## Problem details
Would you restate every entry that follows, word for word, and leave out the pictures?

## Given records
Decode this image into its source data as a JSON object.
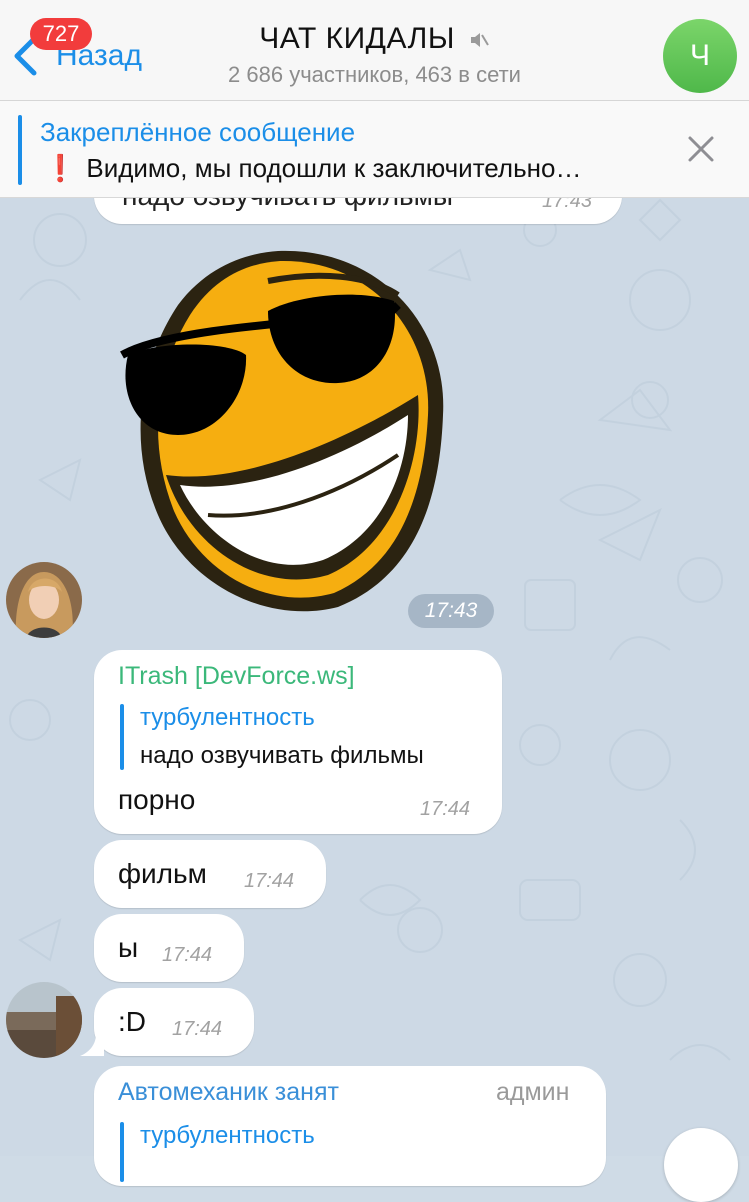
{
  "header": {
    "back_label": "Назад",
    "unread_badge": "727",
    "title": "ЧАТ КИДАЛЫ",
    "subtitle": "2 686 участников, 463 в сети",
    "avatar_letter": "Ч",
    "muted_icon": "speaker-muted-icon"
  },
  "pinned": {
    "title": "Закреплённое сообщение",
    "exclamation": "❗",
    "text": "Видимо, мы подошли к заключительно…"
  },
  "partial_message": {
    "text": "надо озвучивать фильмы",
    "time": "17:43"
  },
  "sticker": {
    "name": "sunglasses-laughing-face-sticker",
    "time": "17:43"
  },
  "messages": [
    {
      "sender": "ITrash [DevForce.ws]",
      "sender_color": "#3bb87a",
      "reply_author": "турбулентность",
      "reply_text": "надо озвучивать фильмы",
      "text": "порно",
      "time": "17:44"
    },
    {
      "text": "фильм",
      "time": "17:44"
    },
    {
      "text": "ы",
      "time": "17:44"
    },
    {
      "text": ":D",
      "time": "17:44"
    },
    {
      "sender": "Автомеханик занят",
      "sender_color": "#3a8fd8",
      "role": "админ",
      "reply_author": "турбулентность"
    }
  ],
  "colors": {
    "accent": "#1b8ee8",
    "badge": "#f23c3c",
    "chat_background": "#cdd9e5"
  }
}
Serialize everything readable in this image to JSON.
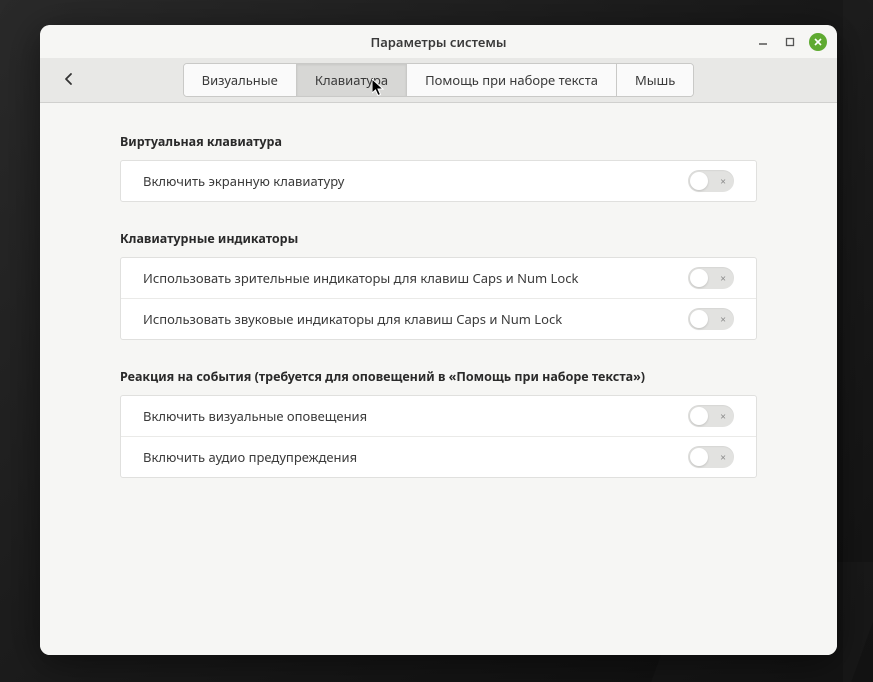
{
  "window": {
    "title": "Параметры системы"
  },
  "tabs": {
    "visual": "Визуальные",
    "keyboard": "Клавиатура",
    "typing_assist": "Помощь при наборе текста",
    "mouse": "Мышь"
  },
  "sections": {
    "virtual_keyboard": {
      "title": "Виртуальная клавиатура",
      "enable_onscreen": "Включить экранную клавиатуру"
    },
    "keyboard_indicators": {
      "title": "Клавиатурные индикаторы",
      "visual_caps_num": "Использовать зрительные индикаторы для клавиш Caps и Num Lock",
      "audio_caps_num": "Использовать звуковые индикаторы для клавиш Caps и Num Lock"
    },
    "event_alerts": {
      "title": "Реакция на события (требуется для оповещений в «Помощь при наборе текста»)",
      "visual_alerts": "Включить визуальные оповещения",
      "audio_alerts": "Включить аудио предупреждения"
    }
  },
  "toggle_off_glyph": "×"
}
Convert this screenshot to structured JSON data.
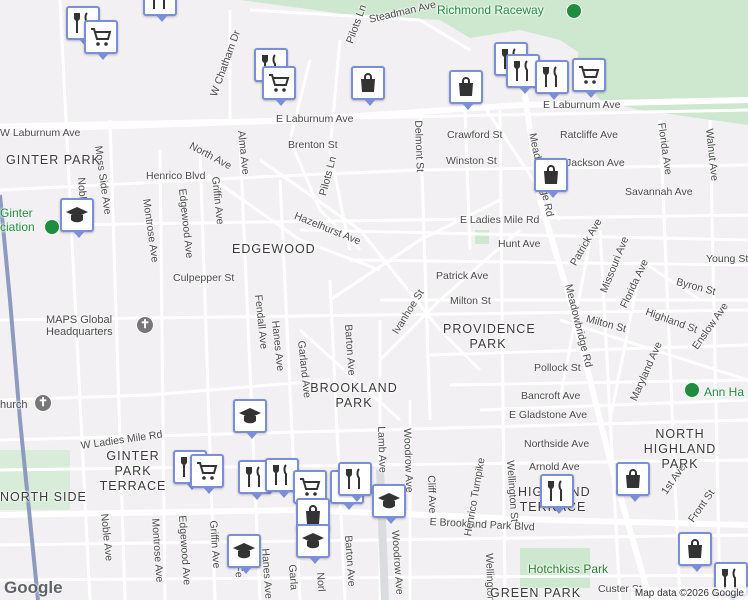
{
  "map": {
    "streets": [
      "Steadman Ave",
      "E Laburnum Ave",
      "W Laburnum Ave",
      "E Laburnum Ave",
      "Crawford St",
      "Ratcliffe Ave",
      "Brenton St",
      "Winston St",
      "Jackson Ave",
      "North Ave",
      "Henrico Blvd",
      "Savannah Ave",
      "Hazelhurst Ave",
      "E Ladies Mile Rd",
      "Hunt Ave",
      "Patrick Ave",
      "Culpepper St",
      "Young St",
      "Byron St",
      "Milton St",
      "Highland St",
      "Milton St",
      "Pollock St",
      "Enslow Ave",
      "Bancroft Ave",
      "E Gladstone Ave",
      "Northside Ave",
      "Arnold Ave",
      "W Ladies Mile Rd",
      "E Brookland Park Blvd",
      "Custer St",
      "Pilots Ln",
      "Pilots Ln",
      "W Chatham Dr",
      "Moss Side Ave",
      "Montrose Ave",
      "Edgewood Ave",
      "Griffin Ave",
      "Alma Ave",
      "Fendall Ave",
      "Hanes Ave",
      "Garland Ave",
      "Barton Ave",
      "Ivanhoe St",
      "Delmont St",
      "Meadowbridge Rd",
      "Meadowbridge Rd",
      "Florida Ave",
      "Walnut Ave",
      "Missouri Ave",
      "Florida Ave",
      "Maryland Ave",
      "Patrick Ave",
      "Lamb Ave",
      "Woodrow Ave",
      "Cliff Ave",
      "Wellington St",
      "Wellington St",
      "Noble Ave",
      "Montrose Ave",
      "Edgewood Ave",
      "Griffin Ave",
      "Hanes Ave",
      "Barton Ave",
      "Woodrow Ave",
      "Henrico Turnpike",
      "1st Ave",
      "Front St",
      "Nobl",
      "Garla",
      "Fe",
      "Norl"
    ],
    "areas": [
      "GINTER PARK",
      "EDGEWOOD",
      "PROVIDENCE PARK",
      "BROOKLAND PARK",
      "GINTER PARK TERRACE",
      "NORTH HIGHLAND PARK",
      "NORTH SIDE",
      "HIGHLAND TERRACE",
      "GREEN PARK"
    ],
    "pois": [
      "Richmond Raceway",
      "MAPS Global Headquarters",
      "Ann Ha",
      "Hotchkiss Park",
      "Ginter",
      "ciation",
      "hurch"
    ],
    "footer": {
      "logo": "Google",
      "copyright": "Map data ©2026 Google"
    },
    "colors": {
      "road": "#ffffff",
      "water": "#aadaff",
      "park": "#cde8cf",
      "highway": "#8c9bbf",
      "pin": "#7b8fd6",
      "bg": "#f2f0f2"
    }
  }
}
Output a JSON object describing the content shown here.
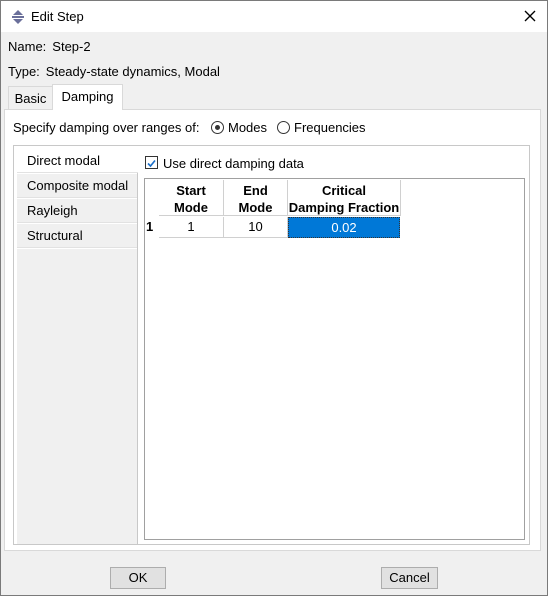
{
  "window": {
    "title": "Edit Step"
  },
  "info": {
    "name_label": "Name:",
    "name_value": "Step-2",
    "type_label": "Type:",
    "type_value": "Steady-state dynamics, Modal"
  },
  "tabs": [
    {
      "label": "Basic"
    },
    {
      "label": "Damping"
    }
  ],
  "damping": {
    "range_label": "Specify damping over ranges of:",
    "options": [
      {
        "label": "Modes",
        "selected": true
      },
      {
        "label": "Frequencies",
        "selected": false
      }
    ],
    "categories": [
      {
        "label": "Direct modal"
      },
      {
        "label": "Composite modal"
      },
      {
        "label": "Rayleigh"
      },
      {
        "label": "Structural"
      }
    ],
    "use_direct_label": "Use direct damping data",
    "use_direct_checked": true,
    "table": {
      "headers": [
        {
          "line1": "Start",
          "line2": "Mode"
        },
        {
          "line1": "End",
          "line2": "Mode"
        },
        {
          "line1": "Critical",
          "line2": "Damping Fraction"
        }
      ],
      "rows": [
        {
          "index": "1",
          "cells": [
            "1",
            "10",
            "0.02"
          ]
        }
      ]
    }
  },
  "buttons": {
    "ok": "OK",
    "cancel": "Cancel"
  }
}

## Task answer
Decode this image into its source data as a JSON object.
{
  "header": {
    "back_label": "Назад",
    "unread_badge": "727",
    "title": "ЧАТ КИДАЛЫ",
    "subtitle": "2 686 участников, 463 в сети",
    "avatar_letter": "Ч",
    "muted_icon": "speaker-muted-icon"
  },
  "pinned": {
    "title": "Закреплённое сообщение",
    "exclamation": "❗",
    "text": "Видимо, мы подошли к заключительно…"
  },
  "partial_message": {
    "text": "надо озвучивать фильмы",
    "time": "17:43"
  },
  "sticker": {
    "name": "sunglasses-laughing-face-sticker",
    "time": "17:43"
  },
  "messages": [
    {
      "sender": "ITrash [DevForce.ws]",
      "sender_color": "#3bb87a",
      "reply_author": "турбулентность",
      "reply_text": "надо озвучивать фильмы",
      "text": "порно",
      "time": "17:44"
    },
    {
      "text": "фильм",
      "time": "17:44"
    },
    {
      "text": "ы",
      "time": "17:44"
    },
    {
      "text": ":D",
      "time": "17:44"
    },
    {
      "sender": "Автомеханик занят",
      "sender_color": "#3a8fd8",
      "role": "админ",
      "reply_author": "турбулентность"
    }
  ],
  "colors": {
    "accent": "#1b8ee8",
    "badge": "#f23c3c",
    "chat_background": "#cdd9e5"
  }
}
Serialize everything readable in this image to JSON.
{
  "window": {
    "title": "Параметры системы"
  },
  "tabs": {
    "visual": "Визуальные",
    "keyboard": "Клавиатура",
    "typing_assist": "Помощь при наборе текста",
    "mouse": "Мышь"
  },
  "sections": {
    "virtual_keyboard": {
      "title": "Виртуальная клавиатура",
      "enable_onscreen": "Включить экранную клавиатуру"
    },
    "keyboard_indicators": {
      "title": "Клавиатурные индикаторы",
      "visual_caps_num": "Использовать зрительные индикаторы для клавиш Caps и Num Lock",
      "audio_caps_num": "Использовать звуковые индикаторы для клавиш Caps и Num Lock"
    },
    "event_alerts": {
      "title": "Реакция на события (требуется для оповещений в «Помощь при наборе текста»)",
      "visual_alerts": "Включить визуальные оповещения",
      "audio_alerts": "Включить аудио предупреждения"
    }
  },
  "toggle_off_glyph": "×"
}
Convert this screenshot to structured JSON data.
{
  "map": {
    "streets": [
      "Steadman Ave",
      "E Laburnum Ave",
      "W Laburnum Ave",
      "E Laburnum Ave",
      "Crawford St",
      "Ratcliffe Ave",
      "Brenton St",
      "Winston St",
      "Jackson Ave",
      "North Ave",
      "Henrico Blvd",
      "Savannah Ave",
      "Hazelhurst Ave",
      "E Ladies Mile Rd",
      "Hunt Ave",
      "Patrick Ave",
      "Culpepper St",
      "Young St",
      "Byron St",
      "Milton St",
      "Highland St",
      "Milton St",
      "Pollock St",
      "Enslow Ave",
      "Bancroft Ave",
      "E Gladstone Ave",
      "Northside Ave",
      "Arnold Ave",
      "W Ladies Mile Rd",
      "E Brookland Park Blvd",
      "Custer St",
      "Pilots Ln",
      "Pilots Ln",
      "W Chatham Dr",
      "Moss Side Ave",
      "Montrose Ave",
      "Edgewood Ave",
      "Griffin Ave",
      "Alma Ave",
      "Fendall Ave",
      "Hanes Ave",
      "Garland Ave",
      "Barton Ave",
      "Ivanhoe St",
      "Delmont St",
      "Meadowbridge Rd",
      "Meadowbridge Rd",
      "Florida Ave",
      "Walnut Ave",
      "Missouri Ave",
      "Florida Ave",
      "Maryland Ave",
      "Patrick Ave",
      "Lamb Ave",
      "Woodrow Ave",
      "Cliff Ave",
      "Wellington St",
      "Wellington St",
      "Noble Ave",
      "Montrose Ave",
      "Edgewood Ave",
      "Griffin Ave",
      "Hanes Ave",
      "Barton Ave",
      "Woodrow Ave",
      "Henrico Turnpike",
      "1st Ave",
      "Front St",
      "Nobl",
      "Garla",
      "Fe",
      "Norl"
    ],
    "areas": [
      "GINTER PARK",
      "EDGEWOOD",
      "PROVIDENCE PARK",
      "BROOKLAND PARK",
      "GINTER PARK TERRACE",
      "NORTH HIGHLAND PARK",
      "NORTH SIDE",
      "HIGHLAND TERRACE",
      "GREEN PARK"
    ],
    "pois": [
      "Richmond Raceway",
      "MAPS Global Headquarters",
      "Ann Ha",
      "Hotchkiss Park",
      "Ginter",
      "ciation",
      "hurch"
    ],
    "footer": {
      "logo": "Google",
      "copyright": "Map data ©2026 Google"
    },
    "colors": {
      "road": "#ffffff",
      "water": "#aadaff",
      "park": "#cde8cf",
      "highway": "#8c9bbf",
      "pin": "#7b8fd6",
      "bg": "#f2f0f2"
    }
  }
}
Output a JSON object describing the content shown here.
{
  "window": {
    "title": "Edit Step"
  },
  "info": {
    "name_label": "Name:",
    "name_value": "Step-2",
    "type_label": "Type:",
    "type_value": "Steady-state dynamics, Modal"
  },
  "tabs": [
    {
      "label": "Basic"
    },
    {
      "label": "Damping"
    }
  ],
  "damping": {
    "range_label": "Specify damping over ranges of:",
    "options": [
      {
        "label": "Modes",
        "selected": true
      },
      {
        "label": "Frequencies",
        "selected": false
      }
    ],
    "categories": [
      {
        "label": "Direct modal"
      },
      {
        "label": "Composite modal"
      },
      {
        "label": "Rayleigh"
      },
      {
        "label": "Structural"
      }
    ],
    "use_direct_label": "Use direct damping data",
    "use_direct_checked": true,
    "table": {
      "headers": [
        {
          "line1": "Start",
          "line2": "Mode"
        },
        {
          "line1": "End",
          "line2": "Mode"
        },
        {
          "line1": "Critical",
          "line2": "Damping Fraction"
        }
      ],
      "rows": [
        {
          "index": "1",
          "cells": [
            "1",
            "10",
            "0.02"
          ]
        }
      ]
    }
  },
  "buttons": {
    "ok": "OK",
    "cancel": "Cancel"
  }
}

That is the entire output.